The 300th meeting of the NY Comics & Picture-story Symposium will be held on Tuesday,  March 9, 2021 at 7pm ET. ONLINE PRESENTATION VIA ZOOM. Please email to register for this event. Free and open to the public.

Video of this event.

Kathryn Desplanque on Art-world satire in print during 18th and 19th centuries.

Our ideological investment in a narrative that aligns the story of modern art with the story of the artist’s liberation has a dark underbelly. Whom or what does this narrative serve and what does it obscure? Is not the visual artist liberated also another way of molding artistic work to the ethos of competitive individualism?

In the eighteenth and nineteenth centuries artists demonstrated a nuanced awareness of these transitions, and criticized their impact on the artist, art object, and the art world prolifically and vociferously. But their protests have escaped our notice, having been conducted in a medium marginalized or overlooked in the field of art history: the satirical image. This talk surveys the genre of art-world graphic satire—a corpus of 530 images that satirize Paris’ art-world and range from eighteenth-century loose-leaf etchings and engravings, to Revolutionary and early nineteenth-century satirical image albums in etching and lithography, to the lithographic satirical periodical press established around 1830.

Art-world satire’s protagonist is the starving or inglorious artist, which served as a vehicle to visibilize invisible structural changes in Paris’ art world. Through the inglorious artist and other figures, art-world satire explores the shift in the status of the artist, the organization of the art world from a corporate model to a free market, the emergence of a bourgeois market for art, and the unresolved debate on art’s status as a mechanical or liberal art.

Kathryn Desplanque, PhD, is an art historian, artist, and activist. She is a specialist in 18th and 19th European visual culture currently on a Banting Postdoctoral Fellowship at Carleton University (Ottawa, ON), and will take up a position as Assistant Professor of 18th and 19th century European Art at UNC Chapel Hill in 2021. Kathryn approaches visual culture studies through the lens of material culture studies and the sociology of art to examine the tensions and contradictions elicited by financial capitalism’s impact on the art world. Her scholarship can be found in Eighteenth-Century Studies, The Mediatization of the Artist, and RACAR: Canadian Art Review. Kathryn is proud to serve on the Board of Directors for Ottawa’s Digital Arts Resource Centre and on the Research Advisory Board to the qualitative data analysis company, QSR International.

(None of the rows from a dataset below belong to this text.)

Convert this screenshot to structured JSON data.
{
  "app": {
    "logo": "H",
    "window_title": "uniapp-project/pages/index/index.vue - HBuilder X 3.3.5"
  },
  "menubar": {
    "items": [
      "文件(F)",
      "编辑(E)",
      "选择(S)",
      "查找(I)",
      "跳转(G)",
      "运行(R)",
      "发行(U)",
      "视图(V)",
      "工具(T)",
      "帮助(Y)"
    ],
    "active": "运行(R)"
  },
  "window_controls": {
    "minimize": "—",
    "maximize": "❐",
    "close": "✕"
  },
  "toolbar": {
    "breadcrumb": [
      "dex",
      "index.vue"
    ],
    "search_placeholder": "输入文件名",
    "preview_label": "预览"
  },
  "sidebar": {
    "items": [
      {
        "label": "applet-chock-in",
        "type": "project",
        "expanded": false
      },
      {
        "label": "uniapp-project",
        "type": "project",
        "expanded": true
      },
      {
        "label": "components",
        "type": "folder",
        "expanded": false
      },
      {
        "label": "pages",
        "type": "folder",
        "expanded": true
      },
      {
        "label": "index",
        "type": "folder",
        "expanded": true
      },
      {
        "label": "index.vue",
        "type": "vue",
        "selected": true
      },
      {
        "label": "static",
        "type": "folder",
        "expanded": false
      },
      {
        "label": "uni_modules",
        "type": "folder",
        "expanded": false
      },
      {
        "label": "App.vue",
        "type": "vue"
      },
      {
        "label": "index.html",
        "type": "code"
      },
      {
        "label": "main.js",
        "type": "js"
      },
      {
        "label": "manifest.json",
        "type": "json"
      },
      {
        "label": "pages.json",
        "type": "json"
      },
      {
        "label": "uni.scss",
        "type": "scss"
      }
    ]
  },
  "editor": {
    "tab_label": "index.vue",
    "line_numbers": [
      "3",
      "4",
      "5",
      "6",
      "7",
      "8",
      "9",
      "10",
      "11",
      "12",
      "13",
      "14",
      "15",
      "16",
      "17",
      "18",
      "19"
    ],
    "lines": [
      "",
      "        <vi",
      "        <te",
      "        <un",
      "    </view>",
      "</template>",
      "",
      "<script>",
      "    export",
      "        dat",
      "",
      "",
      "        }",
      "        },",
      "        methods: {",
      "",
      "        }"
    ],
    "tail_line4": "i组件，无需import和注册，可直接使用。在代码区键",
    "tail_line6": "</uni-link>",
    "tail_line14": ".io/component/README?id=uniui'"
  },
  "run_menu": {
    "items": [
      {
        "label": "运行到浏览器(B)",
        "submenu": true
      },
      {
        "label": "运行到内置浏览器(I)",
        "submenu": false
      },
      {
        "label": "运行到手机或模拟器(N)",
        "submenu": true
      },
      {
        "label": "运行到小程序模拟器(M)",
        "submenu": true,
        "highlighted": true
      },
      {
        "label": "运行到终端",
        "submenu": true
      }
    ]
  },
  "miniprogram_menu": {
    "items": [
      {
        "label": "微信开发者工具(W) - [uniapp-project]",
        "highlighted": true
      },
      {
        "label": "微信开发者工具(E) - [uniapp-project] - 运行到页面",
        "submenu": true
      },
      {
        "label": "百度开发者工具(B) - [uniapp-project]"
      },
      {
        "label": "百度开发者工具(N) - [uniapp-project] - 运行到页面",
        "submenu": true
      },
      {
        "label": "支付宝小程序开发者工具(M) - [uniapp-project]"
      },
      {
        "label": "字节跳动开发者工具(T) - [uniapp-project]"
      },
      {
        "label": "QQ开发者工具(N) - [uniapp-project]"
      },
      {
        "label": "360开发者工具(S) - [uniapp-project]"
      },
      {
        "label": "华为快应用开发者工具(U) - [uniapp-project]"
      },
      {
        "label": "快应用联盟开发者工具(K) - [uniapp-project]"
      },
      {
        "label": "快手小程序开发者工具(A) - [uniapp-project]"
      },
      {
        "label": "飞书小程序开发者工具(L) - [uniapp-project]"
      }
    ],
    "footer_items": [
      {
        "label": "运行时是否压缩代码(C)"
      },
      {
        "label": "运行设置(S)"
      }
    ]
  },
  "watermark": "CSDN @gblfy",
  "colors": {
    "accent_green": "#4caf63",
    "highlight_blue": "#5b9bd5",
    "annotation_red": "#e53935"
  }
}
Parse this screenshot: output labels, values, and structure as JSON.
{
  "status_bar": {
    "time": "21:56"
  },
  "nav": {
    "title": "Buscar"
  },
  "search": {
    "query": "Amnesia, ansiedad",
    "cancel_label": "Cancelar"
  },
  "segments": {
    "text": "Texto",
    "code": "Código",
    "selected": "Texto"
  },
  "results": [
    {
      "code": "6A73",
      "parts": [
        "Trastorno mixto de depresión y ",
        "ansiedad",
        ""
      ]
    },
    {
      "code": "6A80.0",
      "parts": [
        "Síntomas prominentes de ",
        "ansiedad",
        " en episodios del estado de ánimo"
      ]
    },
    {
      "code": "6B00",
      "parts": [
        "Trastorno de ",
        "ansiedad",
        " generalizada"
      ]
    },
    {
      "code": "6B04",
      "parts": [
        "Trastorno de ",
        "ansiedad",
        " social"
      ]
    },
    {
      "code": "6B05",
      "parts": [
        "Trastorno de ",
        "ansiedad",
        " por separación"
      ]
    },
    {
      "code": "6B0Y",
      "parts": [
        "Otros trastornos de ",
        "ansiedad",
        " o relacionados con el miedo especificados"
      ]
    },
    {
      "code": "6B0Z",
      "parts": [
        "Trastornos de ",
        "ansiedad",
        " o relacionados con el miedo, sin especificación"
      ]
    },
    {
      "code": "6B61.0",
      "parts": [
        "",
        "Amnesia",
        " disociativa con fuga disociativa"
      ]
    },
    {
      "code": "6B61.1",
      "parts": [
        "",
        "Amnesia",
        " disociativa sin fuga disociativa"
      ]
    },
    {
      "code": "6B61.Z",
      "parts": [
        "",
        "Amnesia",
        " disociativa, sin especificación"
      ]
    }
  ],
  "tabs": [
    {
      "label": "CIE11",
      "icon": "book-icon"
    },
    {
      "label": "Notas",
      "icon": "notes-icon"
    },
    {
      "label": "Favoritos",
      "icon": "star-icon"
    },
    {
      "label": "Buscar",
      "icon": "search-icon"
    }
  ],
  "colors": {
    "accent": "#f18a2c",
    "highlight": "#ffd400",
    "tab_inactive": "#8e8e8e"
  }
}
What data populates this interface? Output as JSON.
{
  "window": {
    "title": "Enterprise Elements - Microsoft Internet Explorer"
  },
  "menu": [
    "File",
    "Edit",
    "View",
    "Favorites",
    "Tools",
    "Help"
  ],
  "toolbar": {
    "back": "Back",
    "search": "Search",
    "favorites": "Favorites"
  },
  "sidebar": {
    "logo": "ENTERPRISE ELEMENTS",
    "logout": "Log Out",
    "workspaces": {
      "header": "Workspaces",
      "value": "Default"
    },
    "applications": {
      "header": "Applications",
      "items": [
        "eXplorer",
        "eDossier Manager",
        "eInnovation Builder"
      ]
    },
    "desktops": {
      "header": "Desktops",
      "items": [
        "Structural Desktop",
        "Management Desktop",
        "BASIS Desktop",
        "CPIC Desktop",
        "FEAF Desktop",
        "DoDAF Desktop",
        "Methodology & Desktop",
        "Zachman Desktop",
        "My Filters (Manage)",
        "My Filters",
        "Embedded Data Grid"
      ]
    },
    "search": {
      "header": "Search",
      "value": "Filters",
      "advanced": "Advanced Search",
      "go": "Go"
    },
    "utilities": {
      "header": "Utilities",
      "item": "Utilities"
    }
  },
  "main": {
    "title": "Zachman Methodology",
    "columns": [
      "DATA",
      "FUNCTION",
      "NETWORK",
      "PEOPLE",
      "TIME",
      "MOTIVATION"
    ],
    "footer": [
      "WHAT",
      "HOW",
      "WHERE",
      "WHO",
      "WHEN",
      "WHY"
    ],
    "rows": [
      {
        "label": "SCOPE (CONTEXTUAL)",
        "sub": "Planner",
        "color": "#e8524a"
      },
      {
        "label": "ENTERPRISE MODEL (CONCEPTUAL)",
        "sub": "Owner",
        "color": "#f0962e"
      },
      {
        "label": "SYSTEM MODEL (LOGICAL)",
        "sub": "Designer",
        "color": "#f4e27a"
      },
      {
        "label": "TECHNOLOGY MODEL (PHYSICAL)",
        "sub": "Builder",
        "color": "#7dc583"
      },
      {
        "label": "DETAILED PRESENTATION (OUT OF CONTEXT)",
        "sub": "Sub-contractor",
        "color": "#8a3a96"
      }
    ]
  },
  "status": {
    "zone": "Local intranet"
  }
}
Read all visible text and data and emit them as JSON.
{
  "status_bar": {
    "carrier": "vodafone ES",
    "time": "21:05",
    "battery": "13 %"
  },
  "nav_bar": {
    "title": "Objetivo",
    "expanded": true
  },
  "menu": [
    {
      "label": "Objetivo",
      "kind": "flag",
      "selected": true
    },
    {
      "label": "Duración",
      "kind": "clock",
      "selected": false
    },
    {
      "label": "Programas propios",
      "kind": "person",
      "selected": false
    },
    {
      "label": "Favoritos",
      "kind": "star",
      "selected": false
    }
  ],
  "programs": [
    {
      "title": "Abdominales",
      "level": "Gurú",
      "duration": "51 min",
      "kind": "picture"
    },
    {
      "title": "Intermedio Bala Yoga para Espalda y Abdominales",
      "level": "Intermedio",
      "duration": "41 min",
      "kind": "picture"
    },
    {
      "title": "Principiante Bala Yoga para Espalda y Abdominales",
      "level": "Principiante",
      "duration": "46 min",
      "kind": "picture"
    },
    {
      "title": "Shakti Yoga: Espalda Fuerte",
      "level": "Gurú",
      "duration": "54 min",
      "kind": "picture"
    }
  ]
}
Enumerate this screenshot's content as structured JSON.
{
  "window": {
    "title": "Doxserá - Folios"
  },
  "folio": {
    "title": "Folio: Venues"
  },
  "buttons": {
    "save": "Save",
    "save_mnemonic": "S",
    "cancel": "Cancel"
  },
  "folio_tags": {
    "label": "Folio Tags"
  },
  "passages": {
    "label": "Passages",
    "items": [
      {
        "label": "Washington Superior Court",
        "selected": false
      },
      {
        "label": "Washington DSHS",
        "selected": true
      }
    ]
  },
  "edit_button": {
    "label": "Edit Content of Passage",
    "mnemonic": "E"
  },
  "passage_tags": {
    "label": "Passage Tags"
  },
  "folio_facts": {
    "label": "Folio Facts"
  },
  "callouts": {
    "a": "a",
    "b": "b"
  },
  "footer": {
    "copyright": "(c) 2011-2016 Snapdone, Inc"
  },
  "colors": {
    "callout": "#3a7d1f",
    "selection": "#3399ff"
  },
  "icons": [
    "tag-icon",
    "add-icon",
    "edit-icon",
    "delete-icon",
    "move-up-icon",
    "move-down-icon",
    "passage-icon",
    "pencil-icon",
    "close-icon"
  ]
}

Published by Basset. Early 19th century. Le Grand Diable Mammon d’Argent. Etching and engraving. Bibliothèque nationale de France, Paris.